Introduction

Why do companies really need business systems analysts (BSA)?

It's a salient question I address with leaders and managers on a regular basis. And, if you don't know how to defend your position as a BSA, you're in a very compromising position when that big management consulting firm comes in to assess your organization's key areas of waste.

In most organizations, the value of the BSA is tacit. Your business partners have a good feeling about you; however, it's hard for them to articulate exactly how you contribute to the overall objective. And it would be nice if your developers could stand behind your value, but they're not really focused on everything you do--just on what you need them to code. Even your manager might have a hard time with your justification when questioned, possibly retorting an untenable argument like, "My developers don't have time to write requirements."

So, it's time to be explicit about what you bring to the table as a BSA. Not only will this fortify your position within the organization, but it will also help you hone your skill as a professional. Your value as a business systems analyst is to understand, explain, and communicate the requirements of the organization to the technical resources, in a way that nobody else in the organization can.

 

The Skill and Talent of a BSA

Although your breadth of knowledge is important, there is a real functional gap between the business and the IT resources that almost every organization has: this is where the BSA's value lies. Let's first draw the distinction between a business systems analyst (BSA) and a business analyst (BA): A BSA is usually positioned within the more technical or information management side of the organization; whereas a BA is positioned within the business units or non-IT functions (e.g., Marketing, Finance). The BSA is usually responsible for writing either the Business Requirements Document (BRD) and/or the Functional Specification (FS) on an information-related project.

Theoretically, the business is responsible for writing the BRD; however, in practice, they need the BSA's help. And theoretically the development team should be able to translate a well-crafted FS into some sort of Preliminary Design Document (PDD); however, in practice they need the BSA's help as well. One of the first things I do on an IT intervention is assess what I call translation coverage. There's usually a very long and under-appreciated knowledge path between what the business wants and what the technical developers need to know to build a proper solution. In many cases, there are gaps.

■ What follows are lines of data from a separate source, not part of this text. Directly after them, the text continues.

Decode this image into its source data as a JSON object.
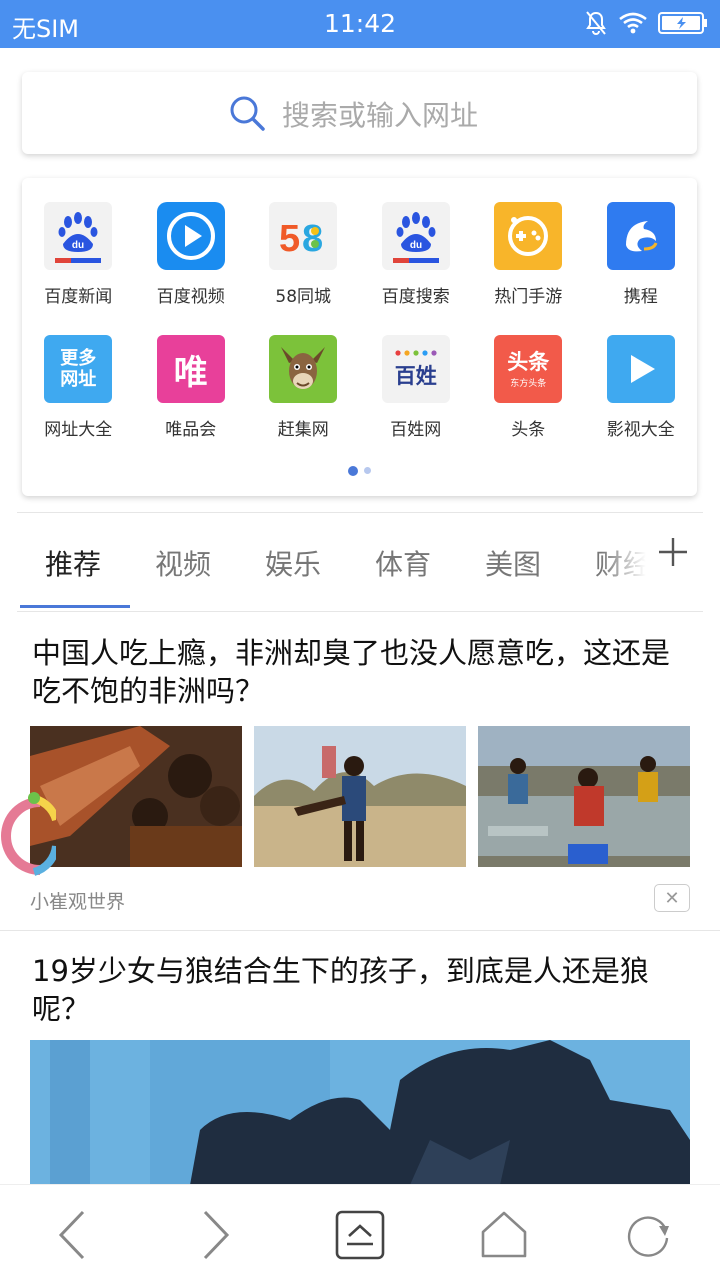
{
  "status_bar": {
    "carrier": "无SIM",
    "time": "11:42",
    "icons": [
      "bell-off-icon",
      "wifi-icon",
      "battery-charging-icon"
    ]
  },
  "search": {
    "placeholder": "搜索或输入网址"
  },
  "shortcuts": {
    "items": [
      {
        "label": "百度新闻",
        "icon": "baidu-icon"
      },
      {
        "label": "百度视频",
        "icon": "baidu-video-icon"
      },
      {
        "label": "58同城",
        "icon": "58-icon"
      },
      {
        "label": "百度搜索",
        "icon": "baidu-icon"
      },
      {
        "label": "热门手游",
        "icon": "gamepad-icon"
      },
      {
        "label": "携程",
        "icon": "dolphin-icon"
      },
      {
        "label": "网址大全",
        "icon": "more-sites-icon",
        "text": "更多网址"
      },
      {
        "label": "唯品会",
        "icon": "vip-icon",
        "text": "唯"
      },
      {
        "label": "赶集网",
        "icon": "donkey-icon"
      },
      {
        "label": "百姓网",
        "icon": "baixing-icon",
        "text": "百姓"
      },
      {
        "label": "头条",
        "icon": "toutiao-icon",
        "text": "头条",
        "subtext": "东方头条"
      },
      {
        "label": "影视大全",
        "icon": "play-icon"
      }
    ],
    "page_dots": 2,
    "active_page": 1
  },
  "tabs": [
    {
      "label": "推荐",
      "active": true
    },
    {
      "label": "视频",
      "active": false
    },
    {
      "label": "娱乐",
      "active": false
    },
    {
      "label": "体育",
      "active": false
    },
    {
      "label": "美图",
      "active": false
    },
    {
      "label": "财经",
      "active": false
    }
  ],
  "articles": [
    {
      "title": "中国人吃上瘾，非洲却臭了也没人愿意吃，这还是吃不饱的非洲吗？",
      "source": "小崔观世界",
      "close_label": "✕"
    },
    {
      "title": "19岁少女与狼结合生下的孩子，到底是人还是狼呢？"
    }
  ],
  "colors": {
    "status_bar": "#4a90f0",
    "accent": "#4a78d8"
  },
  "bottom_nav": [
    "back-icon",
    "forward-icon",
    "menu-icon",
    "home-icon",
    "refresh-icon"
  ]
}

Those gaps represent both a weakness and an opportunity for BSAs as therein lay the real value that they provide.

 

Covering the Gap

For any IT effort to succeed, it must have good translation coverage. For all but the most organizationally developed firms, trying to accomplish any IT-involved business transformation without a BSA is a fool's errand. And it's not because nobody else has the time to gather requirements--it's because BSAs have a specific talent for translating business requirements into technical specifications.

A movie-goer will tell you that the music in a suspense thriller made them feel anxious and fearful; a skilled musician will tell you that the scoring preference of minor chords over major chords is the reason why. A consumer may say they like the taste of Coke over Pepsi; a skilled taster will tell you that Coke uses more vanilla and less sweetener. BSAs have the unique ability to both understand what the business needs and explain it in terms that the technical developers understand. This is not a redundant function. In most cases, even if you sit the business person with the need next to the developer who's going to build the solution, unless there's a BSA to make the translation, there will be a critical gap in translation coverage. Nobody else in the company can do this.

The opportunity for you as a BSA is in your ability to identify a translation coverage gap and in your motivation to make sure it doesn't surface in your IT efforts. Great BSAs own the entire breadth of this knowledge transfer. Many times when I identify a translation coverage gap and there's a BSA involved, it's because the BRD, the FS, or the PDD was under-developed. It's typically not the BSA's fault--it's management's fault. That said, great BSAs look beyond management shortcomings and make it happen anyway. It may not be your job, but your value depends on how well this gap is covered. It's better to be employed than right.

 

Summary

A common failing of companies is an under-developed job definition for its business systems analysts--don't inherit this as your problem. In the same way you have developed the unique ability to explain business requirements to developers, I exhort you to develop a unique ability to explain your value to the company. Do this by highlighting both your breadth of knowledge (i.e. business acumen and technical expertise) and the unique gap you fill in properly translating business needs into technical solutions. If you're not advertent about your value to management, you might be inadvertently routed out of a job.